Is there any reason to be concerned that its businesses will start to outsource a lot more to places like Shenzhen or Shanghai?
It is not outsourcing as such. It is production. China has proved itself to be a stable place for production and good quality. They are very competitive piecewise, and quality is not a significant issue today, which it was 15 years ago.
I am not concerned as a matter of principle, but if these changes come too quickly, which I think is part of the concern in the United States, you will be under some pressure if you are a politician.

Do the European or Swedish welfare systems — whatever you think about their size — provide a cushion that makes outsourcing less dramatic?
Short term, yes, but the important thing is to keep developing a country or a region so that you don’t have to close down large parts of your production. It is better to move the production piecemeal and bring in high-tech production in the meantime as a replacement.
That’s my whole point about Sweden, and that’s why we have to focus on research and development, education and so on. We have to create a high-value added environment and focus on production that can replace the lower value-added production, which for competitive reasons will move to low-cost areas.

During the Internet boom, suddenly it was cool in Sweden to start a company. But then the bubble burst and we had all these scandals such as Enron, and in Sweden, the Skandia affair. Does this hurt the entrepreneurial spirit?
First, let’s make one thing clear. You can’t compare Skandia to WorldCom and Enron, which are subject to crim inal investi gations. That is incorrect, certainly as it stands today.

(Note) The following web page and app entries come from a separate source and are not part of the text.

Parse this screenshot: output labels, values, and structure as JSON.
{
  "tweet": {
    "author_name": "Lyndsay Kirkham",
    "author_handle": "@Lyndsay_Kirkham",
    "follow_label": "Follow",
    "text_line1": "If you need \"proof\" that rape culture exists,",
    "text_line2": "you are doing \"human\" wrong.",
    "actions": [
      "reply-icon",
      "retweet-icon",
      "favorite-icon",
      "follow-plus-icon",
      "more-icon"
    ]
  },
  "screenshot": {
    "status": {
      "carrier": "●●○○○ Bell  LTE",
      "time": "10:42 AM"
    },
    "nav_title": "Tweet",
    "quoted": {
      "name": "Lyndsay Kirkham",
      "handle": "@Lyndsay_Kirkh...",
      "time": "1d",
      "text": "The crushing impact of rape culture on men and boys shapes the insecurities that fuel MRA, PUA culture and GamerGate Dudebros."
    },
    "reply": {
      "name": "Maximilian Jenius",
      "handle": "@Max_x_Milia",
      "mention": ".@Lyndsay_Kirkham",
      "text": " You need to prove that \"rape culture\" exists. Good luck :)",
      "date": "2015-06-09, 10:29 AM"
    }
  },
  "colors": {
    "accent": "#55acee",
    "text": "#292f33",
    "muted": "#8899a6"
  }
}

But it still seems to be affecting the public mind?
( Laughing) Well, it is not the same kind of scandal. One is about criminal acts, while the other is not. In my book, there is a fairly wide difference between the two. We have an ethical and moral debate; we’ve seen serious problems in Europe and in the U. S. There are always people that will do bad things, but that doesn’t mean that everybody is bad.

Is there a problem of greed, and has it hurt the entrepreneurial spirit?
Human nature makes people want to make money. Adam Smith was very clear on that when he was talking about greed. The important thing is to channel that drive into something positive and that is indeed what Adam Smith tried to argue. This still stands today. Why else are so many people in the U. S. working so hard to make money, if it wasn’t for a drive of some nature? Does that drive away the entrepreneurial spirit?
No, I don’t think so! The entrepreneur has the same drive, but he has a very special skill, that is to make things happen.That skill is not less ened because somebody shows signs of bad morals. I don’t think so.

The American dream is based on the notion that with hard work, anyone can make it. But with things like Enron, you may start to think you need a buddy to make it — it’s not enough to be an entrepreneur.
Sure, but those guys are in cou rt , and a few of them are on the way to prison. They were caught and tried and sentenced. The enforcement is the key here. I certainly agree with you that the individual has to be able to trust the system. If someone is caught doing something that is against the law, he should be punished accordingly. This is the key and the Americans have been very clear about that.

Finally, a question about the Swedish-American business link. How important is it for Sweden’s business? What about it is so important? Is it cultural exchange, knowledge, connections?
No, it is the fact that the U. S. is the world’s largest economy. U. S. technological trends, market, consumer and political trends are key to understanding what happens in the world. These trends will over time show up in the rest of the world. Every international business person needs to spend time in the U. S. and try to understand it in order to gain a broader picture of events that affect you and your company. It is not sufficient to, for example,  only follow European media. You need a broader perspective.